especially when you aren't expecting it: "One of the important discussion-point you've glossed
over from the original video is that not all plug-in hybrids are created
equally. There are some great ones that DO suit the needs of their owners.
There are those which are simply for compliance. It's urgent to electrify,
but we also need to remember not everyone can fully go electric."
That was really helpful. I replied with:
Video: Winter Driving EV & HV. This was a drive I had been looking forward to capturing. The weather was great, fresh snow from a few days earlier. With the temperature just below freezing, this 30-mile trip would not be entirely in EV mode. Use of electricity from the heat-pump reduces range. This was a great opportunity to show how HV mode takes over after the plug-supplied energy is depleted. At that point, the gas engine starts and driving switches over to hybrid operation. Watch detail from the aftermarket app (lower right) with respect to what is displayed on the dashboard (lower left). You can see information not usually available, such as actual battery-level (which includes the longevity buffer) and temperature of both battery & engine-coolant. This route is two 15-mile loops. It is the same route you have seen in several other videos, to that coffeeshop and back. Repeating that drive under a variety of different circumstances and over a number of years is providing a nice basis of comparison for aging & operation. Hope you enjoy watching it... at 10 times regular speed, of course... Prius Prime - Winter Driving EV & HV

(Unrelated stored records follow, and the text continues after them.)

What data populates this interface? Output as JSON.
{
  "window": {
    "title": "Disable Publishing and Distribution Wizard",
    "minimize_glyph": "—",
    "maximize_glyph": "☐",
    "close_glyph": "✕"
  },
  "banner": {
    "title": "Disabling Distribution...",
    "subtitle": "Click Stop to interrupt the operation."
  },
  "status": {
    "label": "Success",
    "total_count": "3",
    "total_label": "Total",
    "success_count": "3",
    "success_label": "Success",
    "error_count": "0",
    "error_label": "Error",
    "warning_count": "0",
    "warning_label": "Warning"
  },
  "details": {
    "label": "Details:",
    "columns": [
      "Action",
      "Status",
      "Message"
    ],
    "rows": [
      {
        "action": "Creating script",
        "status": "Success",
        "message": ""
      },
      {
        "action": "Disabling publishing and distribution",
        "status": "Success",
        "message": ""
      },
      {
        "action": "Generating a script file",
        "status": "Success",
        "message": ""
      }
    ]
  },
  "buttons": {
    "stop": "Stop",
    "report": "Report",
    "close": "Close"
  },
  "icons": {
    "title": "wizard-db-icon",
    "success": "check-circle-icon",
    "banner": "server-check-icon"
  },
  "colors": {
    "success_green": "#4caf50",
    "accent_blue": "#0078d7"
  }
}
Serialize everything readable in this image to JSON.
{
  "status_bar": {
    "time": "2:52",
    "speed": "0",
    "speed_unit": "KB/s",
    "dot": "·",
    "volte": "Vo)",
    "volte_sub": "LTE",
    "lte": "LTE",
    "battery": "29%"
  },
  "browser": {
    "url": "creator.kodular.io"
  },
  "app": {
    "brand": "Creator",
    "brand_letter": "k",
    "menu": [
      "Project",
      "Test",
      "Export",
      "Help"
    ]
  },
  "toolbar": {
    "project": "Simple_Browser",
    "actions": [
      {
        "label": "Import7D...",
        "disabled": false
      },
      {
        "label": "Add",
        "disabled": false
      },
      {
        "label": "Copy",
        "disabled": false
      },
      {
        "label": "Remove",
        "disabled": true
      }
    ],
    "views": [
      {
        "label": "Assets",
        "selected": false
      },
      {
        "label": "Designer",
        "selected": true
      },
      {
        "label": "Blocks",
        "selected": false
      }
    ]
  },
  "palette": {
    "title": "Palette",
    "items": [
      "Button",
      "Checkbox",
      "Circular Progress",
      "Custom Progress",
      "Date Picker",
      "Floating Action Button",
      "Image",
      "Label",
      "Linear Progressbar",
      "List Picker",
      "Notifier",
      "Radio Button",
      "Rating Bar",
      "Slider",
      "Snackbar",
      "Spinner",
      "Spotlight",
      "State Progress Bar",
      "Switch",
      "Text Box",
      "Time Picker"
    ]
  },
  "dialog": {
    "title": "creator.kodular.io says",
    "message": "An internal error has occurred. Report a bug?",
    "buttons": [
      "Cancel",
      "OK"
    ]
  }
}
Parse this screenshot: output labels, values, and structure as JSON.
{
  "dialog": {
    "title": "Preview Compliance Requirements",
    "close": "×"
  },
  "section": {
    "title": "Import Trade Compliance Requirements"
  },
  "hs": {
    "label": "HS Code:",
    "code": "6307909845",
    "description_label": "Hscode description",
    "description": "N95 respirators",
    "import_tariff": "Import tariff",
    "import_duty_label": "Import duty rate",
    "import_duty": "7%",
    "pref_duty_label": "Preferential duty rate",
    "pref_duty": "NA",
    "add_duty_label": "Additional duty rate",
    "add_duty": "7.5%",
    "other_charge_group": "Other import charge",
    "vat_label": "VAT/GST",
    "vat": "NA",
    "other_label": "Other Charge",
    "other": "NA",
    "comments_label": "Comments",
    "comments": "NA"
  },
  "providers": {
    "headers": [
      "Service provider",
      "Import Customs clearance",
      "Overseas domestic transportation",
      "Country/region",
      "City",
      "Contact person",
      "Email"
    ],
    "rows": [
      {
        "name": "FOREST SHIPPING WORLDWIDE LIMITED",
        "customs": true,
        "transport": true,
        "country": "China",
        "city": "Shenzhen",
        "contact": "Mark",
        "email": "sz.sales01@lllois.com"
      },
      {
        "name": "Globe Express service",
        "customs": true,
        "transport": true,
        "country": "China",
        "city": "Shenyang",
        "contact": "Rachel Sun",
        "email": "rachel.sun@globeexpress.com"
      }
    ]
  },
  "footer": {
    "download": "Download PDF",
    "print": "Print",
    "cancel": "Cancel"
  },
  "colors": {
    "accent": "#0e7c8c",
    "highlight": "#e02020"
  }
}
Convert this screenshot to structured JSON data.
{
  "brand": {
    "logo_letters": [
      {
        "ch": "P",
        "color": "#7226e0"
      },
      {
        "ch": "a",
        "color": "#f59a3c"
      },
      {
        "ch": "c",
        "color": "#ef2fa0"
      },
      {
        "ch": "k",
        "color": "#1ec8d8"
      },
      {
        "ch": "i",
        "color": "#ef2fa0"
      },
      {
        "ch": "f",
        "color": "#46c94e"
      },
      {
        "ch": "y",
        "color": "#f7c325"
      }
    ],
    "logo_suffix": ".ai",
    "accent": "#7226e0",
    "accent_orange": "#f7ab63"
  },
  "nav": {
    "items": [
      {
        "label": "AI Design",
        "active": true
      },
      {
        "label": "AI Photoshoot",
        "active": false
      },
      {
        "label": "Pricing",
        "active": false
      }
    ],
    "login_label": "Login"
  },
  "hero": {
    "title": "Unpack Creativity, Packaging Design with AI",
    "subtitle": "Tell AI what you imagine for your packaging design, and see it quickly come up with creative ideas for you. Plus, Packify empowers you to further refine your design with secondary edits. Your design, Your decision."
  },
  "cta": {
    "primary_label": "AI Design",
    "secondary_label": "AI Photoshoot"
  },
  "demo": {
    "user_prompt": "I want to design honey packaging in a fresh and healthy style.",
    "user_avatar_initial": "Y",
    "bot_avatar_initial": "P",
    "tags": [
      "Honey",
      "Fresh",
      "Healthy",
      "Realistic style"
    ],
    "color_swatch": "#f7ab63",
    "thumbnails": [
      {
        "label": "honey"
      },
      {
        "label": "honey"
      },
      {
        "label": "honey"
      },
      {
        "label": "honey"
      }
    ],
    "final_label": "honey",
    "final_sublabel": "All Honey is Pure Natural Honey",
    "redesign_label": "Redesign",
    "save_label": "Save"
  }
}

Solid-State Batteries For 2022. It was an exciting headline which drew lots of attention, but amounted to nothing. Just another vague promise from an unfamiliar source with no merit to support claims. Yet, this stirred the pot: "Maybe this will push VW and Toyota to release their solid state batteries early." How would that be helpful? Some people online shouldn't be posting. Lack of substance is not how you achieve change. Think about the possible benefit and how cost comes into the equation. Early doesn't necessarily equate to long-term success. I pointed out: It always comes down to production cost. The amount of effort it takes to build the battery itself, combined with yield quality, is a really big deal. That must all reach acceptable levels of return before high-volume can be committed to. Notice how incredibly vague "customer deliveries" is? We don't need token rollouts. We need genuine change of the status quo. What will it take to push the industry to a tipping point? And then of course, what are the consequences of being a huge success. Automakers must prepare for the supply/demand shift.
GM Should Have. Sometimes, you do get a little
constructive feedback: "Honestly GM should have kept developing the Volt,
it was by far the best GM product made in years. If they made an AWD one I
would gladly own one today." Problem is, it falls on deaf ears.
Why not push GM to revive the technology? It's not like an automaker
no longer owns the rights. It simply got dropped because it had taken
a terrible turn. In this case, the configuration was all wrong.
There was no audience beyond enthusiasts. Why not just reconfigure it
to actually appeal to a large market? After all, barriers of the past
have faded away. I replied:
Prior to Volt was a plug-in hybrid SUV prototype. It used Two-Mode, which was the predecessor to Voltec. GM gave up though. Rather than taking what it learned, then upscaling to a larger platform, it focused on evolving their compact hatchback platform. I t was an obvious step in the wrong direction, an undeniable missed opportunity not to turn toward their primary product... SUVs. Ultimately, it became a modern Innovator's Dilemma example. GM listened to enthusiasts, rather than their own showroom shoppers. That's why sales never grew beyond the conquest type.
Ironically, Toyota directly targeted that audience and has shown massive growth potential. RAV4 Prime is something ordinary mainstream consumers want. That's exactly the outcome Volt supporters always dreamed off. It makes you wonder if GM is going to allow that opportunity to be wasted again.
42 miles of EV driving daily, from nothing but overnight charging, is over 15K annual miles. That represents a massive reduction of gas consumption. Who cares if it falls short of some arbitrary criteria set by enthusiasts online.